The Student News Site of Florida Gulf Coast University

Eagle Media

Eagle Media

Eagle Media

FGCU Esports Teams Prepare for Upcoming Seasons

Photo by Unsplash

The FGCU esports collegiate club is prepared for another year of success and some teams have already begun their tournaments this fall semester. 

Esports as a whole has teams for Call of Duty, Valorant, League of Legends, Overwatch, Super Smash Bros., Street Fighter, Fortnite and Rocket League. Each game has, on average, two to four teams, and players must go through tryouts before being placed on a team. The amount of teams for each game is based on the amount of rosters allowed in each league they join along with the amount of interest they get during tryouts. 

Each game and its teams has a game manager. The manager holds responsibilities such as drafting players, entering their teams into tournaments, scheduling practices, etc. 

“So besides organizing practices and matches, sort of my role as a manager is to sort of be the emotional core of the team, is how I view it. I’m the one that, you know, keeps people active, keeps people motivated,” Overwatch team manager Charles Davidson said. “You know, there are periods where people kind of don’t want to play the game, because they’re frustrated with it. And I view it’s sort of my responsibility to kind of keep them on that good path.”

Story continues below advertisement

Since esports is in a collegiate-based league, the seasons and tournaments are typically scheduled around FGCU’s academic semesters. This year, the Overwatch teams will play in two tournaments before reaching the playoffs later in the semester. They played their first two games in the Blizzard Collegiate Homecoming on Sept. 9. 

The intensity and quantity of team practices varies depending on the game and teams. This semester, the Overwatch teams will be practicing once a week. They call these practices “scrimmages” because they consist of playing against another team for two hours at a time, typically six maps in a full scrimmage. 

Last year, the FGCU Call of Duty team made it into a national tournament qualifying in division two and practiced every day of the week in preparation for their final games. It is not typical to see this level of intensity, and players said they would not recommend it as they got burnt out quickly. 

“So we ended up getting placed in Division Two, which is not a big deal. We ended up going undefeated in that, so that gave us a really good seed for playoffs. We didn’t even drop a map either, we just breezed through pretty easily,” Vice President of Esports club Josh Kirchner said. “But then for the playoffs, we played teams from the south region. And we ended up getting fifth. So that pretty much put us at the top 24 in the nation.”

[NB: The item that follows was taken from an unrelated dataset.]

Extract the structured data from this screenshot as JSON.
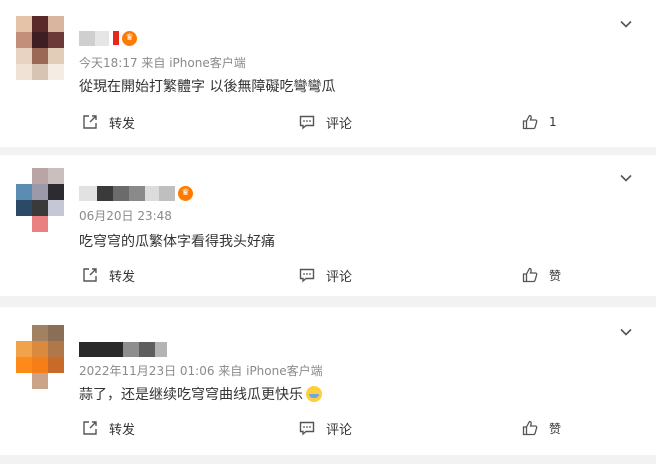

The esports club has a Discord that anyone can join. Not only do players join practices through the individual team discord channels, but they also have a main channel with over 800 people where players or anyone interested can find others to casually play video games with. Even if someone is not on an official team, they can join the discord. Anyone who may be interested in trying out for a team in the future is encouraged to join the discord and play casually with other teammates as they can then get a feel for the other players or overall expectations from team managers. 

Players say the esports community is welcoming and a great way to make like-minded friendships. Like any other sport or club on campus, many of the players form lifelong friendships with one another.

“My three roommates, I met through COD and like, we found a house together. So now at least one of them is gonna be on the same team as me and we’ll get to practice together all the time,” Call of Duty player Jake Wheeler said. “And I mean, there’s 10 of us that have played COD for the past three years and they’re probably my closest friends.”

In addition to making friends within their teams, players meet students from other universities across the country and see this as a networking opportunity. 

“It’s just really easy to connect with other schools and get these guys introduced and make sure that they’re getting what they need in terms of promotion and networking to grow their personal brand as well,” Kirchner said.

Leave a Comment
More to Discover
About the Contributor
Abigail Muth
Abigail Muth, Eagle News Editor-in-Chief
Abigail Muth is a senior studying journalism and was a transfer student from Bowling Green State University in Ohio. Abbey was born and raised in the Cleveland area and wanted to be a teacher until her sophomore year when she discovered a passion for writing. Her dream job would be to write features or shoot documentaries for companies like National Geographic or Patagonia. Abbey is passionate about the outdoors and traveling and hopes that one day she will be able to incorporate those things into her career. When not editing or writing stories or responding to emails, Abbey can be found reading on her lanai or walking her puppy on the beach!

Comments (0)

All Eagle Media Picks Reader Picks Sort: Newest

Your email address will not be published. Required fields are marked *